Electric vehicle drivers in Pennsylvania could soon have more options to charge up thanks to a $5 billion program included in the bipartisan infrastructure bill. The state could receive $171.5 million over the next five years to build a network of charging stations along major highways.
The funding comes from a larger plan by the Biden administration to put new or upgraded electric charging stations every 50 miles along interstate highways. The goal is to give drivers more incentive to buy electric vehicles.
Biden promised the nationwide network during the 2020 presidential campaign as a way to boost electric vehicle sales to 50% of overall vehicle sales by 2030. The effort is part of a wider effort to make the U.S. zero-emissions economy-wide by 2050.
Pennsylvania is eligible for $25 million in the first phase of funding this year.
Construction could begin as early as this fall. Pennsylvania is slated to receive the fifth most money for the project, behind Texas, California, Florida and New York.
The highway buildout will add to the 1,078 public charging locations across Pennsylvania. While some portions of Southwestern Pennsylvania highways —including parts of I-376, I-76, I-79 and I-70— are considered “electric vehicle ready” by the Federal Highway Administration, the federal program would expand that designation. The FHWA considers a highway electric vehicle ready when public fast chargers are fewer than 50 miles apart.
Widespread public access to charging stations could clear a major barrier for hesitant consumers. Half of drivers surveyed in a Consumer Reports study cited inadequate charging infrastructure as a major issue holding them back from going electric.
“A century ago, America ushered in the modern automotive era; now America must lead the electric vehicle revolution,” Transportation Secretary Pete Buttigieg told the Associated Press. Buttigieg will have final sign-off over most aspects of the funding.
Pennsylvania Congressman Conor Lamb applauded the news Thursday as a win for the economy and the environment.
“This is great news for the environment and for union jobs,” said Lamb. “This $25 billion federal investment will jump-start the work to build the electric vehicle transportation technology and infrastructure for our state and our region.”
Western Pennsylvania electrical workers praised the potential new jobs supported by the funding.
“We’re already training the men and women who are going to build this network of electric vehicle charging stations here in western Pennsylvania,” said Thomas R. McIntyre, IBEW Local Union No. 5 business manager. “The federal funding from the Bipartisan Infrastructure Law [Lamb] helped to pass will ensure that work gets done.”
Each new charging station will feature at least four fast-charger ports, which are able to fully charge vehicles in about an hour.
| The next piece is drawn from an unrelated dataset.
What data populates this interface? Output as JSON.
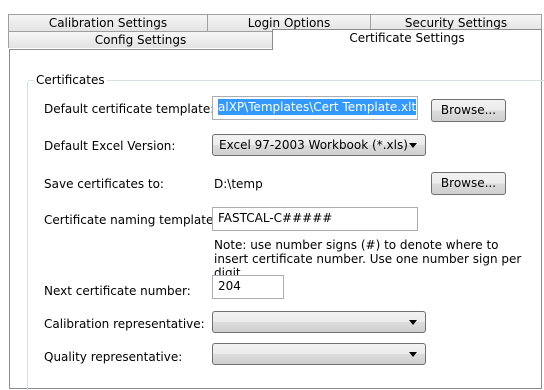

The funding will focus on charging station buildout along highways, rather than in neighborhoods and public community spaces.
But Pennsylvania’s Department of Environmental Protection expects to spend $2.2 million this year on transportation projects that include community public electric charging and fuel stations.
The majority of electric vehicle owners primarily charge up at home. But consumers who park on the street or live in apartment buildings rely on public charging infrastructure. Improving access to charging stations near home or along major highways will become critical as more consumers switch to electric vehicles.
Energy Secretary Jennifer Granholm told the AP that the aim of the federal funds is to save Americans money and help them travel longer distances.
“We are modernizing America’s national highway system for drivers in cities large and small, towns and rural communities, to take advantage of the benefits of driving electric,” she said.